The wildlife of the headwaters of the Little Ouse is very special, not only to those living in the valley, but also in a much wider context. Some of the communities of plants in the valley’s fens are important at a European level because they are so uncommon. Many of the habitats in the valley are recognised as priorities for conservation in England and are home to many nationally rare species.
The valley’s complex geological history holds the key to its rich andrare wildlife. Chalky ground water flowing through a complex of peat, sand, lake bed and river deposits, results in small-scale patchwork of different communities of plants and animals. These so-called ‘valley fen’ habitats include two that are particularly specialised; the beds of Great Fen-sedge (Cladium mariscus) that grow on deep peat and the rich communities of low growing sedges and associated species that grow where nutrient-poor, chalky water emerges from seepages and springs around the fen margins. These communities are very rare on a European scale and so the fens of the Little Ouse and neighbouring Waveney valleys are listed as highest priority for conservation under the European Habitats Directive. Blo’Norton Fen, together with Thelnetham and Redgrave & Lopham Fens, is designated as a Special Area of Conservation (SAC) under the Directive.

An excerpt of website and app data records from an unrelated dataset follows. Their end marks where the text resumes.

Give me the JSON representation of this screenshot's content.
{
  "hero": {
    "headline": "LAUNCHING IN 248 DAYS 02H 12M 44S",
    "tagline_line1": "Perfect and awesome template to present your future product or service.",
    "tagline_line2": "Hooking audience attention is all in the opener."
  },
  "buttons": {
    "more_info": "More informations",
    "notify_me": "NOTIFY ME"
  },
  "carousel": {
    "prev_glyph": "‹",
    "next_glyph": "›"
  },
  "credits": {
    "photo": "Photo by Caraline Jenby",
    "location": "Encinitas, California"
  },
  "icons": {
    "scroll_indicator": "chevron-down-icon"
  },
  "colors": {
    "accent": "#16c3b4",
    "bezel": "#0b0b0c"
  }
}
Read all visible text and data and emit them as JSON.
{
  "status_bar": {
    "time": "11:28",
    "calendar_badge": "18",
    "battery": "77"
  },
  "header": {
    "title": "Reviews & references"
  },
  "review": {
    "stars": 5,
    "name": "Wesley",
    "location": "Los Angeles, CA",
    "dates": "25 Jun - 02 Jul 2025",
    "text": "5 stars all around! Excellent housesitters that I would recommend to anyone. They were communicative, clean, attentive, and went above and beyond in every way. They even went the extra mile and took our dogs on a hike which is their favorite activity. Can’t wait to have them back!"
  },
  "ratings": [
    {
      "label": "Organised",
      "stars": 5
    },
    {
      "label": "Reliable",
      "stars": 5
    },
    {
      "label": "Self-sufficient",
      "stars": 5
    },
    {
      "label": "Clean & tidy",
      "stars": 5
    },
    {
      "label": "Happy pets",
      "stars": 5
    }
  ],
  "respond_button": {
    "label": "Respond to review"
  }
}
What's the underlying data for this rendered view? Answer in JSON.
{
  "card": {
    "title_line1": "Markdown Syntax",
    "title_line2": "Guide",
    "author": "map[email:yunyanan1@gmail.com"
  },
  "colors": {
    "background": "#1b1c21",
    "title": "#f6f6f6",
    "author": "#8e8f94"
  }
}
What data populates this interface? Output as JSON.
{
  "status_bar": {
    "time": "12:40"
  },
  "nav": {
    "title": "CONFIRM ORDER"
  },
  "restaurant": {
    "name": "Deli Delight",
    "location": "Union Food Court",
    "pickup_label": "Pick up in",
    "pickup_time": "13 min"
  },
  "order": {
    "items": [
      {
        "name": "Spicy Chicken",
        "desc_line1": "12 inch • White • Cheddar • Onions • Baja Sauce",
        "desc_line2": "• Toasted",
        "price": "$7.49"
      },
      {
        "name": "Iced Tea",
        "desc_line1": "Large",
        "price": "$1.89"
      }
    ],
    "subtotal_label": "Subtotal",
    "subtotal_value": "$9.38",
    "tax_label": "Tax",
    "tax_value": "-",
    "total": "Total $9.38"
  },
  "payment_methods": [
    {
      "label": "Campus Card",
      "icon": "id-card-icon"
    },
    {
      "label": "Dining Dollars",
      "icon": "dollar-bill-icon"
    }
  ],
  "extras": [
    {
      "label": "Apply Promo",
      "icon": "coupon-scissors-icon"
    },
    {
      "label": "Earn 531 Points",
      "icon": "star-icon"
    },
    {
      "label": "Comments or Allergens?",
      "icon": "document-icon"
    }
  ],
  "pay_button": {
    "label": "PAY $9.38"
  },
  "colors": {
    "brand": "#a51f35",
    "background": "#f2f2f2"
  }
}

In addition to these internationally important habitats, most of the wetland, heathland and old farmland habitats within the LOHP sites are of national importance for wildlife. Habitats found in the valley and listed in the Natural Environment and Rural Communities (NERC) Act 2006 as being of principle importance in England (Section 41) include lowland fen, wet woodland, reedbed, purple moorgrass & rush pasture, river, pond, lowland meadow & floodplain grazing marsh, lowland heathland, lowland dry acid grassland and hedgerows.
Special habitats support special species. Most of the valleys’ least common species are those associated with the rare valley fen habitats. Accounts by botanists, from the 18th Century onwards show that some of these, such as the tiny fen orchid, were lost from the valley as the fens dried-out during the last half of the 20th Century. Others are now restricted to tiny pockets and remain at risk while their populations are so small. Careful management of their habitats, including the linking back together of the Little Ouse fens, is vital for their survival. Sadly though, for some of our wetland species, such as the tiny lesser spotted woodpecker and marsh tit, major declines result from factors operating much more widely and are much more difficult to reverse. Despite these losses, the Little Ouse Fens remain a very rich and exciting area for wildlife. Check out our site pages for some of the special species you can see there and click here to download lists of the species recorded.